Task prompt — The expected result is an exact restatement of the data, free of pictures.

== Segment start ==

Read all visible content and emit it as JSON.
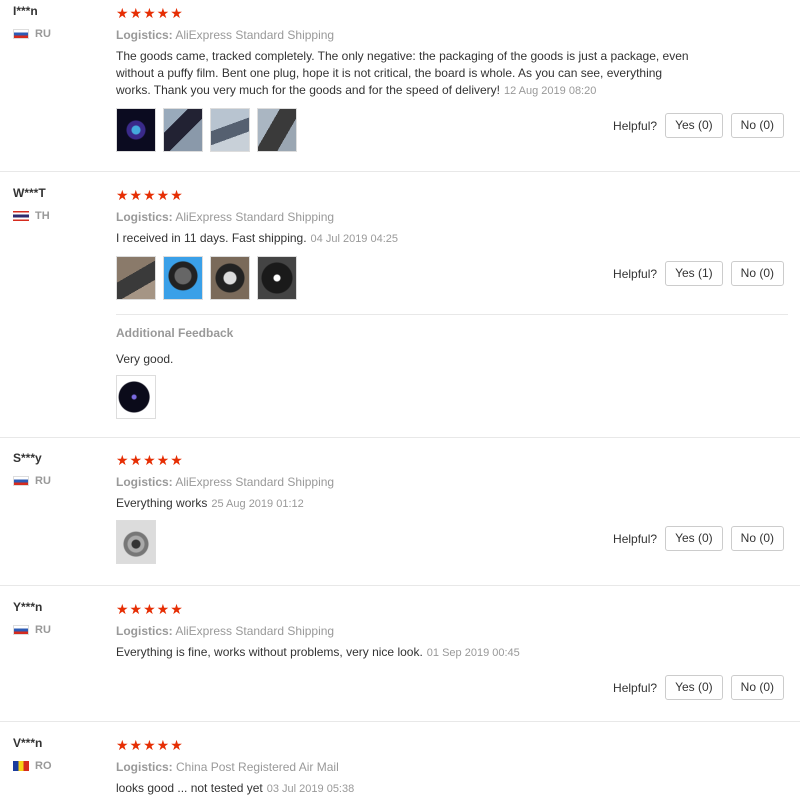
{
  "labels": {
    "logistics": "Logistics:",
    "helpful": "Helpful?",
    "additional_feedback": "Additional Feedback"
  },
  "reviews": [
    {
      "author": "I***n",
      "country": "RU",
      "stars": "★★★★★",
      "shipping": "AliExpress Standard Shipping",
      "text": "The goods came, tracked completely. The only negative: the packaging of the goods is just a package, even without a puffy film. Bent one plug, hope it is not critical, the board is whole. As you can see, everything works. Thank you very much for the goods and for the speed of delivery!",
      "date": "12 Aug 2019 08:20",
      "yes": "Yes (0)",
      "no": "No (0)"
    },
    {
      "author": "W***T",
      "country": "TH",
      "stars": "★★★★★",
      "shipping": "AliExpress Standard Shipping",
      "text": "I received in 11 days. Fast shipping.",
      "date": "04 Jul 2019 04:25",
      "yes": "Yes (1)",
      "no": "No (0)",
      "additional": "Very good."
    },
    {
      "author": "S***y",
      "country": "RU",
      "stars": "★★★★★",
      "shipping": "AliExpress Standard Shipping",
      "text": "Everything works",
      "date": "25 Aug 2019 01:12",
      "yes": "Yes (0)",
      "no": "No (0)"
    },
    {
      "author": "Y***n",
      "country": "RU",
      "stars": "★★★★★",
      "shipping": "AliExpress Standard Shipping",
      "text": "Everything is fine, works without problems, very nice look.",
      "date": "01 Sep 2019 00:45",
      "yes": "Yes (0)",
      "no": "No (0)"
    },
    {
      "author": "V***n",
      "country": "RO",
      "stars": "★★★★★",
      "shipping": "China Post Registered Air Mail",
      "text": "looks good ... not tested yet",
      "date": "03 Jul 2019 05:38"
    }
  ],
  "colors": {
    "star": "#e62e04",
    "muted": "#999999",
    "divider": "#e8e8e8"
  }
}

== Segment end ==

Exercise response —
Read all visible content and emit it as JSON.
{
  "labels": {
    "logistics": "Logistics:",
    "helpful": "Helpful?",
    "additional_feedback": "Additional Feedback"
  },
  "reviews": [
    {
      "author": "I***n",
      "country": "RU",
      "stars": "★★★★★",
      "shipping": "AliExpress Standard Shipping",
      "text": "The goods came, tracked completely. The only negative: the packaging of the goods is just a package, even without a puffy film. Bent one plug, hope it is not critical, the board is whole. As you can see, everything works. Thank you very much for the goods and for the speed of delivery!",
      "date": "12 Aug 2019 08:20",
      "yes": "Yes (0)",
      "no": "No (0)"
    },
    {
      "author": "W***T",
      "country": "TH",
      "stars": "★★★★★",
      "shipping": "AliExpress Standard Shipping",
      "text": "I received in 11 days. Fast shipping.",
      "date": "04 Jul 2019 04:25",
      "yes": "Yes (1)",
      "no": "No (0)",
      "additional": "Very good."
    },
    {
      "author": "S***y",
      "country": "RU",
      "stars": "★★★★★",
      "shipping": "AliExpress Standard Shipping",
      "text": "Everything works",
      "date": "25 Aug 2019 01:12",
      "yes": "Yes (0)",
      "no": "No (0)"
    },
    {
      "author": "Y***n",
      "country": "RU",
      "stars": "★★★★★",
      "shipping": "AliExpress Standard Shipping",
      "text": "Everything is fine, works without problems, very nice look.",
      "date": "01 Sep 2019 00:45",
      "yes": "Yes (0)",
      "no": "No (0)"
    },
    {
      "author": "V***n",
      "country": "RO",
      "stars": "★★★★★",
      "shipping": "China Post Registered Air Mail",
      "text": "looks good ... not tested yet",
      "date": "03 Jul 2019 05:38"
    }
  ],
  "colors": {
    "star": "#e62e04",
    "muted": "#999999",
    "divider": "#e8e8e8"
  }
}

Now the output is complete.